_WHAT IS REQUIRED_
Copy out all lines in the material below that contain the string "true".

_DATA RECORDS_
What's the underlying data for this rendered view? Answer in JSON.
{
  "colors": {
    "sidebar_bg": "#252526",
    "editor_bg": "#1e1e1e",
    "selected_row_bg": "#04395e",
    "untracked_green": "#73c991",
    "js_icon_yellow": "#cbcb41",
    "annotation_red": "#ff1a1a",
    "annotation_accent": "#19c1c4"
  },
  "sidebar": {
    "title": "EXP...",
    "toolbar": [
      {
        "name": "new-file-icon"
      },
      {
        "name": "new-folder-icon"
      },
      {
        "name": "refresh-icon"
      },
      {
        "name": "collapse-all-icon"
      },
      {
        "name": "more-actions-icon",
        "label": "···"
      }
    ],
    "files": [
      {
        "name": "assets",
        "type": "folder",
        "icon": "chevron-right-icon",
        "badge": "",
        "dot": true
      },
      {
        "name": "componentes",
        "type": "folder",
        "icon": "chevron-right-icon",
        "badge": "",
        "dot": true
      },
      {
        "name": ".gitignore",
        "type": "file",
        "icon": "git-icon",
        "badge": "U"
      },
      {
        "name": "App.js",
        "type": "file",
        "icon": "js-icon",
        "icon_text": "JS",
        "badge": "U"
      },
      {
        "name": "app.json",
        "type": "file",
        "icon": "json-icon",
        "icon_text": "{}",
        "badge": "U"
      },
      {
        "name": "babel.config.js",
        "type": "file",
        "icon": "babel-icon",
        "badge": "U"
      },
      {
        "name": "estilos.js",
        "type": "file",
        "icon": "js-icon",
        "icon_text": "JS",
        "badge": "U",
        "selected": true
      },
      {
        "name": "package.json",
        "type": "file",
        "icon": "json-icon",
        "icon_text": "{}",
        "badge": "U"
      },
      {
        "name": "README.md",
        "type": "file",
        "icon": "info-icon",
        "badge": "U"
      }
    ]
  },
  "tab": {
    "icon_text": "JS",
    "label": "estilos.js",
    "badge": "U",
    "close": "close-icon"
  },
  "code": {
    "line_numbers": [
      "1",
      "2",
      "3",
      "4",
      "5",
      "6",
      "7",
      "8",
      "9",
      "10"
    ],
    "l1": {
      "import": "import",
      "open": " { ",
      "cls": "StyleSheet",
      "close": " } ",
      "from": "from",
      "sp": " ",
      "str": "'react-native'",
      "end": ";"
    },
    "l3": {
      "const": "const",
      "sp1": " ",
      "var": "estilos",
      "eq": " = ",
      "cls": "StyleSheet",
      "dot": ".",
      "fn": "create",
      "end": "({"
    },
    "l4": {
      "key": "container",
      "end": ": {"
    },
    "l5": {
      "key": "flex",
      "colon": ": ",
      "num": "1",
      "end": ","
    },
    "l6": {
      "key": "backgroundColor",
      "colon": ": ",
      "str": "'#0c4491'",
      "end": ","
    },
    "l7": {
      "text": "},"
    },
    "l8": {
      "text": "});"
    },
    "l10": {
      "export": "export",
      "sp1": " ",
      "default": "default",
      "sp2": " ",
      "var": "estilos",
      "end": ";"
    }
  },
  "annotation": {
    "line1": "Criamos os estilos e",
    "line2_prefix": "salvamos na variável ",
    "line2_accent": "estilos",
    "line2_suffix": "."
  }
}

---

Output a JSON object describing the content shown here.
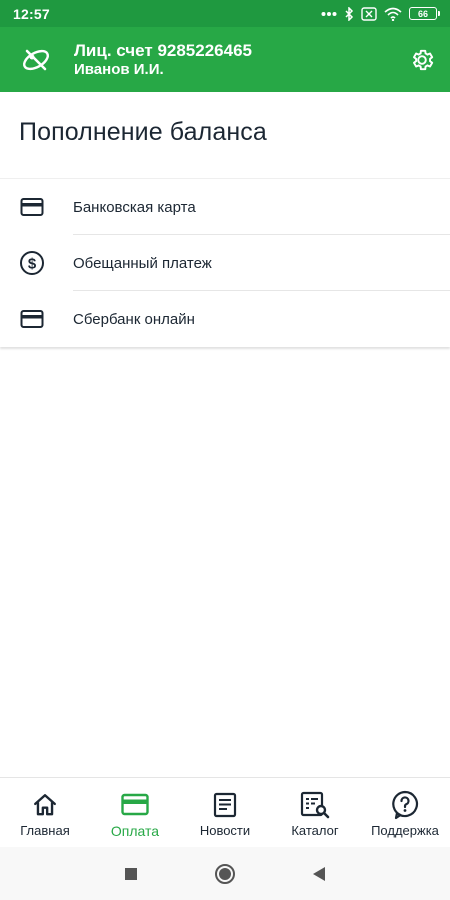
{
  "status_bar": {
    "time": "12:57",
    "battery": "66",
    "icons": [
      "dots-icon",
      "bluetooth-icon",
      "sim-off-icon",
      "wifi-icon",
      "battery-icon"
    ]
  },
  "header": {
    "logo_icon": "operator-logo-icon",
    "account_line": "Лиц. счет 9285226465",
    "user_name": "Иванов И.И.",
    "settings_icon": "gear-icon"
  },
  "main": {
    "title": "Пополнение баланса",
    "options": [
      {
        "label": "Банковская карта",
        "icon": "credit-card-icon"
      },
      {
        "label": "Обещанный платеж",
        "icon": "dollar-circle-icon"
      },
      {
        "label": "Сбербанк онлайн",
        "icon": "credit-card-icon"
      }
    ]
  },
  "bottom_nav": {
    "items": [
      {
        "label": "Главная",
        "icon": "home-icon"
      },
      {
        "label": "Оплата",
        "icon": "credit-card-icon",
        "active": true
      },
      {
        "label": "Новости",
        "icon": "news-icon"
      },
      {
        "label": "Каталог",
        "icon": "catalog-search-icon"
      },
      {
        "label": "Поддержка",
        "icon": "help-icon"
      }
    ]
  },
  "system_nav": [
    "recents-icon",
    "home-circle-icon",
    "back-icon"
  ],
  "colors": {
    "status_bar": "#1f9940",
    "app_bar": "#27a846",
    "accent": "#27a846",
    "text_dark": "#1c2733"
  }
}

_ANSWER BOX_
        "dot": true
        "dot": true
        "selected": true
        "active": true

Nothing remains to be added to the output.